**What to produce**
Copy each line of the records below that mentions the word "zoom".

(Component data from apps and pages)
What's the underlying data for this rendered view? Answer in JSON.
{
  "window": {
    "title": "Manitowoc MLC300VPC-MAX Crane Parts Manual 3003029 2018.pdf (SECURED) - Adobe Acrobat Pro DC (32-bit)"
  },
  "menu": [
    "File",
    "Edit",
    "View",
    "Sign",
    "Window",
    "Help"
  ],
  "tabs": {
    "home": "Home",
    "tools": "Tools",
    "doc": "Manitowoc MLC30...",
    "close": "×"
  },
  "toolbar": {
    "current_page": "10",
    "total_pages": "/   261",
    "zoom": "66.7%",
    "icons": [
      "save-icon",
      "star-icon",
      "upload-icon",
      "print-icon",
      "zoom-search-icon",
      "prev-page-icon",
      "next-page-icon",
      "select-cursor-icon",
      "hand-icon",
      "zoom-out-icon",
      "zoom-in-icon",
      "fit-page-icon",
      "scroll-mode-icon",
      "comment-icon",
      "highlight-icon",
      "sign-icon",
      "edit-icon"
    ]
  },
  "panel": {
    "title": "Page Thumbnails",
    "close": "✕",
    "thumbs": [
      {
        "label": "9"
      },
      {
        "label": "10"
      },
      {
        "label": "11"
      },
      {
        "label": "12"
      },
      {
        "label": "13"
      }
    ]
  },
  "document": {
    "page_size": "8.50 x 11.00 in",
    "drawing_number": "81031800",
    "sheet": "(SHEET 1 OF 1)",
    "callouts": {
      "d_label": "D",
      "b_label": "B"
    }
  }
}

**Exercise response**
    "zoom": "66.7%",
      "zoom-search-icon",
      "zoom-out-icon",
      "zoom-in-icon",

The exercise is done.